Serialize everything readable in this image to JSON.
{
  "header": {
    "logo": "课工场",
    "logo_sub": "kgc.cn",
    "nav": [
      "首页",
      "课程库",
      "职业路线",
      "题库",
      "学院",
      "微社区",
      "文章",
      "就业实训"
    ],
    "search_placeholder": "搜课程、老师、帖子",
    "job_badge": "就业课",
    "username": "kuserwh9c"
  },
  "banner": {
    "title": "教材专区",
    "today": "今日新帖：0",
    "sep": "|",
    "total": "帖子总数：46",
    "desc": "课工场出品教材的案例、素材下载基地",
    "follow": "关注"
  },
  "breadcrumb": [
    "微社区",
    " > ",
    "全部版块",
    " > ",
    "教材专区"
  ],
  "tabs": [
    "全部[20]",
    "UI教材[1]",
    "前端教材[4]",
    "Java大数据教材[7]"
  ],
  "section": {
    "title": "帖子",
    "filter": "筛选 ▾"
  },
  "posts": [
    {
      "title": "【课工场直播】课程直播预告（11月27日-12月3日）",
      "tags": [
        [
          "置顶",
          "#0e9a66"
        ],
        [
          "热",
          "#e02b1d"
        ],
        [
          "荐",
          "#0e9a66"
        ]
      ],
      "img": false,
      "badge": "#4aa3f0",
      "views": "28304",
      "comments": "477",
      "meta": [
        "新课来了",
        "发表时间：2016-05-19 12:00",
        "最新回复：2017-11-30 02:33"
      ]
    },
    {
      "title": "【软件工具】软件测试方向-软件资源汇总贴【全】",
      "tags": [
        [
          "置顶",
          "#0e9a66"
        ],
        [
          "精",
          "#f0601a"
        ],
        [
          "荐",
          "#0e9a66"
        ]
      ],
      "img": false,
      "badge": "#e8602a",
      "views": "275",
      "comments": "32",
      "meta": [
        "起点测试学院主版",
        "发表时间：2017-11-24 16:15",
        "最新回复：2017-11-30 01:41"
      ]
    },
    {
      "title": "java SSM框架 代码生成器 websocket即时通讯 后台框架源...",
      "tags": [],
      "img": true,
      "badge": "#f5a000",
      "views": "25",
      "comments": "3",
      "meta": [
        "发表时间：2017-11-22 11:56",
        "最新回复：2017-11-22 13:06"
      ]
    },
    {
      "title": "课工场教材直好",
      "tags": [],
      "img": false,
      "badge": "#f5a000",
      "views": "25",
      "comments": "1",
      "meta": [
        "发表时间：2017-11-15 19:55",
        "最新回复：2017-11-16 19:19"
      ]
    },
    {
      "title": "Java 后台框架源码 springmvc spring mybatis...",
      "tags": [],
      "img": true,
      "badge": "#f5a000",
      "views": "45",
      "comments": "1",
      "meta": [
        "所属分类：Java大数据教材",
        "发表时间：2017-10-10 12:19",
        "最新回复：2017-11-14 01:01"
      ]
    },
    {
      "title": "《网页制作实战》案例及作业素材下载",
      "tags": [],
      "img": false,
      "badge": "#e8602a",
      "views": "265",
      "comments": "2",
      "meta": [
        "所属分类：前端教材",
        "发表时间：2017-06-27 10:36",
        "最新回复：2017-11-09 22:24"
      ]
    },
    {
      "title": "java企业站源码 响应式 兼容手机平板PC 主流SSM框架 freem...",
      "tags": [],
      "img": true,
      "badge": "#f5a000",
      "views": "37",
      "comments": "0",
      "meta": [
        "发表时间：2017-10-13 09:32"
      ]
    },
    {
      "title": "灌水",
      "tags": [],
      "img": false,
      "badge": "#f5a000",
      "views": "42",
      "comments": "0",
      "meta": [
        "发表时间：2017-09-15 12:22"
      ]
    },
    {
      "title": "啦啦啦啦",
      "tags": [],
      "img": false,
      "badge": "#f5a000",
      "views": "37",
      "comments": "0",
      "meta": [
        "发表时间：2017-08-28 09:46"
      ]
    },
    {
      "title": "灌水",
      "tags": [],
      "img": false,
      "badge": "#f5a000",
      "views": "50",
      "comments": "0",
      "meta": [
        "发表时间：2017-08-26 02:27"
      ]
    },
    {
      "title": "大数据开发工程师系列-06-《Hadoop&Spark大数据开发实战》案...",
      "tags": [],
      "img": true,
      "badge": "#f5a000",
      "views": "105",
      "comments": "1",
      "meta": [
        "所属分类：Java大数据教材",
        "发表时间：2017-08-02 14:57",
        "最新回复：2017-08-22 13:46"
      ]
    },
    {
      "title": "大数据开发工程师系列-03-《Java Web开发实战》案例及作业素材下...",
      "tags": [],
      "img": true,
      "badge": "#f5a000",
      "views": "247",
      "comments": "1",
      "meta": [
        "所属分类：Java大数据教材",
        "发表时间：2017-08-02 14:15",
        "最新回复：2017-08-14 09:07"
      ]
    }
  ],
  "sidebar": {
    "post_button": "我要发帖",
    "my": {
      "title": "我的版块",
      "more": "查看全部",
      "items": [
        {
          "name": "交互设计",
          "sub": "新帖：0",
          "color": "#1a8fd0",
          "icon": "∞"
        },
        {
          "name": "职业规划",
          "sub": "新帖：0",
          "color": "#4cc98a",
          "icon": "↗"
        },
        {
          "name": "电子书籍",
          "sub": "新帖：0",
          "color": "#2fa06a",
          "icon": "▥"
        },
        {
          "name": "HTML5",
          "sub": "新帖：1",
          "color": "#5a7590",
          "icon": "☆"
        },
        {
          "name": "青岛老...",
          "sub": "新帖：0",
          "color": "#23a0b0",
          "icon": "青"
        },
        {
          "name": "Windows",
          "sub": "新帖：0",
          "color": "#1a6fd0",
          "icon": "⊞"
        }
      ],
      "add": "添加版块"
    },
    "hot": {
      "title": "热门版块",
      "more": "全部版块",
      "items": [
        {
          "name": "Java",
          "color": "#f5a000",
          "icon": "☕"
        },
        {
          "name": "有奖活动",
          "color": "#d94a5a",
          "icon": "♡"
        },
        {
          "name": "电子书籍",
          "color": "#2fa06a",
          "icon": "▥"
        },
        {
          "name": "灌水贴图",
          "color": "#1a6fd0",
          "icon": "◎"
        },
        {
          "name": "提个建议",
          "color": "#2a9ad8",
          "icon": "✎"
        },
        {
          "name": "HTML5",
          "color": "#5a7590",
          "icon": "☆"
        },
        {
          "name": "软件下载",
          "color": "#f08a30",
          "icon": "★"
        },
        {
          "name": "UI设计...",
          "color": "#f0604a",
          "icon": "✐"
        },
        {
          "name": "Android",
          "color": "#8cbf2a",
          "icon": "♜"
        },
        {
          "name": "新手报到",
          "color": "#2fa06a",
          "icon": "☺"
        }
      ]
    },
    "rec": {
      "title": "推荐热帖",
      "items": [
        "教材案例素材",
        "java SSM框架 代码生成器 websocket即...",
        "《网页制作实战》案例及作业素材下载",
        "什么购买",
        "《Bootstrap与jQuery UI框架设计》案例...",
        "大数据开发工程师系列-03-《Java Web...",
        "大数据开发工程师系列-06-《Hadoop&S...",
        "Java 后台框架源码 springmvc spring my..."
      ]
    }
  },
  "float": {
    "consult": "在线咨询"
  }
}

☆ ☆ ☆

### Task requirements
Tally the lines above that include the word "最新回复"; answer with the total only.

### Your response
8